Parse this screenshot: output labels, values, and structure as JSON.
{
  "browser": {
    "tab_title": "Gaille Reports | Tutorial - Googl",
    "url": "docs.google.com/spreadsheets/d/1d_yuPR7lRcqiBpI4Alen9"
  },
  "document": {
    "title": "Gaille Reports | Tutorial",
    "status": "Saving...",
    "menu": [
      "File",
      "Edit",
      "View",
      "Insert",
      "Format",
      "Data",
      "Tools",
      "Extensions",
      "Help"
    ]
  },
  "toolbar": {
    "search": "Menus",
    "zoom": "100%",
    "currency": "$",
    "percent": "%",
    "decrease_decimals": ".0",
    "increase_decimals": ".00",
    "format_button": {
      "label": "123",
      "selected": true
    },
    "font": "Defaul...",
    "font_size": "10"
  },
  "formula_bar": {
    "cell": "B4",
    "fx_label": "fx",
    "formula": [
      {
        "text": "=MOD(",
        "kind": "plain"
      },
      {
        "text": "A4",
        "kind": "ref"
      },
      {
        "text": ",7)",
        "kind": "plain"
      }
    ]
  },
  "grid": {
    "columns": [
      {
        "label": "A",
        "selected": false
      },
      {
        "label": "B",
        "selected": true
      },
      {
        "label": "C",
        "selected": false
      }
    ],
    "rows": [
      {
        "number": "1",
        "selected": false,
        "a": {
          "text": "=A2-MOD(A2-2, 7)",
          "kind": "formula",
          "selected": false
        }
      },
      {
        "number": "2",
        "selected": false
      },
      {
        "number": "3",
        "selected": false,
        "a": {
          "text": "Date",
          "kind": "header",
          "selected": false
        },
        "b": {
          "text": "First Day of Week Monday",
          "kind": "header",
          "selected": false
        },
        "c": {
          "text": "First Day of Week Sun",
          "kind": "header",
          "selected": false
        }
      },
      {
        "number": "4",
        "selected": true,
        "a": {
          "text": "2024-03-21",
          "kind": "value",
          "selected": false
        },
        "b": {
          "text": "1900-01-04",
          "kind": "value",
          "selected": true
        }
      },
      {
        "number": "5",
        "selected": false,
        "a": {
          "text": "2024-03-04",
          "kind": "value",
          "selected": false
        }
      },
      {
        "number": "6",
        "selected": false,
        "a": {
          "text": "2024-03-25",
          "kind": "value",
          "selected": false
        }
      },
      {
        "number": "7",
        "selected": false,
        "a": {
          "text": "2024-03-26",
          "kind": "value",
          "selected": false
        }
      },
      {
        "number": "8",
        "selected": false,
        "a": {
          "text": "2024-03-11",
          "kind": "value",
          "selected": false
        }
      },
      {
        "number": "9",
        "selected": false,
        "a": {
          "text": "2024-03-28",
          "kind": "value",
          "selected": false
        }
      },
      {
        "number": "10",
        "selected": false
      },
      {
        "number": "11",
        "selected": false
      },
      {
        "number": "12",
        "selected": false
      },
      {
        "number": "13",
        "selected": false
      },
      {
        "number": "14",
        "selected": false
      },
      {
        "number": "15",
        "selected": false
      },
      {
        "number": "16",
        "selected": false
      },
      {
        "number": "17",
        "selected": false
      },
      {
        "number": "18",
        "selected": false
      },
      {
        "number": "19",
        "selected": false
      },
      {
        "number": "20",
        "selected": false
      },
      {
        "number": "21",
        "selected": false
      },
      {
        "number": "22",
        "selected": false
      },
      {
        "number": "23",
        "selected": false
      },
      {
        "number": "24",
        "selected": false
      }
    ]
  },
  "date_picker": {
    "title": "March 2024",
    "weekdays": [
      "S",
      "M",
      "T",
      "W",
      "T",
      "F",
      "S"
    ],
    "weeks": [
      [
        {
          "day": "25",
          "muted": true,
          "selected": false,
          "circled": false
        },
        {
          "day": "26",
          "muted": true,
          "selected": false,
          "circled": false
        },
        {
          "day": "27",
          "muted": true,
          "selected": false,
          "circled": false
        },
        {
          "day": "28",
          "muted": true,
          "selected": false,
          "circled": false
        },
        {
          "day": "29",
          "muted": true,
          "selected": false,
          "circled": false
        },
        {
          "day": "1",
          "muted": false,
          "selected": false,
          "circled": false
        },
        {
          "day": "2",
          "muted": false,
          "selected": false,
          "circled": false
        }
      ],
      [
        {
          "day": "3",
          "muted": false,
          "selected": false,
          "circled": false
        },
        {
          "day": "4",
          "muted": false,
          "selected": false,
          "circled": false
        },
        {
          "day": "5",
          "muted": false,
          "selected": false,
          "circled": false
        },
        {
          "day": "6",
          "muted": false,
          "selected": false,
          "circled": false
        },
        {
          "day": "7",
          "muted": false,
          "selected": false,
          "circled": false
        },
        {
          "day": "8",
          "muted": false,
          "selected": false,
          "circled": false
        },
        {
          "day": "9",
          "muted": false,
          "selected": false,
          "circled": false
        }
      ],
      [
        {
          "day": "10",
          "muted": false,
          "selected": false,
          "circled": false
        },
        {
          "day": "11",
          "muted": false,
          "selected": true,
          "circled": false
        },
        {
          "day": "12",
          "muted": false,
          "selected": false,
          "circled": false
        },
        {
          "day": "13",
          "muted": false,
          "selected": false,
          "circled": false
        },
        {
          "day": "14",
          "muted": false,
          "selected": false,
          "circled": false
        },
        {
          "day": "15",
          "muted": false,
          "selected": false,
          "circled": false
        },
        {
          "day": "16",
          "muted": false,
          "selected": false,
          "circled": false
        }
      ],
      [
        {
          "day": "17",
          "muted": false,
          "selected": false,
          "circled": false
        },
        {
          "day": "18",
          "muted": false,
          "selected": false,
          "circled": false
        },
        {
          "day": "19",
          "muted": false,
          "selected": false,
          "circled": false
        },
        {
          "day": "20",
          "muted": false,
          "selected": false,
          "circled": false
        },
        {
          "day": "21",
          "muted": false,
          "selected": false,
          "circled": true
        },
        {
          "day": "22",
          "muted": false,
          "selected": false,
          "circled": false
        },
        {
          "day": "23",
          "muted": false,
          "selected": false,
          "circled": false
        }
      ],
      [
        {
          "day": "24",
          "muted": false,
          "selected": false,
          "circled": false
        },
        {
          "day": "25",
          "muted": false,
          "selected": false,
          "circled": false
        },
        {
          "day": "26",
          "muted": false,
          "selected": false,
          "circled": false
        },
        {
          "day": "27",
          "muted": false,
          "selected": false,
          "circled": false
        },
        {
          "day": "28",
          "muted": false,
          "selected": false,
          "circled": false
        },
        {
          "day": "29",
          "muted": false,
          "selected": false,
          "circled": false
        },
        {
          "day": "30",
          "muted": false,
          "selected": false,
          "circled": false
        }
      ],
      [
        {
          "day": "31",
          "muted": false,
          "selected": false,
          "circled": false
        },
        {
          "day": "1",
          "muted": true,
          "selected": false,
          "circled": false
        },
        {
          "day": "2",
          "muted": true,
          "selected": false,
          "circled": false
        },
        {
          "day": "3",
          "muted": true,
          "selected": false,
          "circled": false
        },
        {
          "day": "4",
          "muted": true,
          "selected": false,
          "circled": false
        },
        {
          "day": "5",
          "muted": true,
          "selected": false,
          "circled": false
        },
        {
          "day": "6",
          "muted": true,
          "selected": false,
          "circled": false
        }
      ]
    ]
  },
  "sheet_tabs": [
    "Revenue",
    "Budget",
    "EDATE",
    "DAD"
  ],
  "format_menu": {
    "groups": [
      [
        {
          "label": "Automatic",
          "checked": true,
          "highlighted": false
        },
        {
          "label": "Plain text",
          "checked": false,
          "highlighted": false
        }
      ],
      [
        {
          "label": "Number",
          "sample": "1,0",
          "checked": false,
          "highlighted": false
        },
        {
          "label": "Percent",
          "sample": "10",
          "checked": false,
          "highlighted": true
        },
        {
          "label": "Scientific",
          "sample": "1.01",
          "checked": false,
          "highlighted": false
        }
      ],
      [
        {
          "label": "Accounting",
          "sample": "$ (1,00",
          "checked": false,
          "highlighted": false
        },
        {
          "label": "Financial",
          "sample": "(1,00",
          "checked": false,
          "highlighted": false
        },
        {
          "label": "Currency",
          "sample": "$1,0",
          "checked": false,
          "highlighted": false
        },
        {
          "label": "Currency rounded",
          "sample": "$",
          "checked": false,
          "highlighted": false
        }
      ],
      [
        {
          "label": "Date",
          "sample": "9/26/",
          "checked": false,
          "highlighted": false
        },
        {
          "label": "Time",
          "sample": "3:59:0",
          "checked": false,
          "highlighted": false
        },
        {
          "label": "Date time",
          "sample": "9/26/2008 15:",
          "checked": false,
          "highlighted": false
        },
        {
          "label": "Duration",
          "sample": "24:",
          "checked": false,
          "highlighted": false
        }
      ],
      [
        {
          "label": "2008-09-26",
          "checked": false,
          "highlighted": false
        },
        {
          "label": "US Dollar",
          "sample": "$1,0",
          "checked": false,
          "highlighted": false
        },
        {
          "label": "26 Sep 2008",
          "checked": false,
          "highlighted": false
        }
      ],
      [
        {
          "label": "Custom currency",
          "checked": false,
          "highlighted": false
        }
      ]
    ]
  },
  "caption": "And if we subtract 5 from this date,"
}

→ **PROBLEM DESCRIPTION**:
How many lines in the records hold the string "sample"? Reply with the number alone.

→ **RESULT OF THE EXERCISE**:
12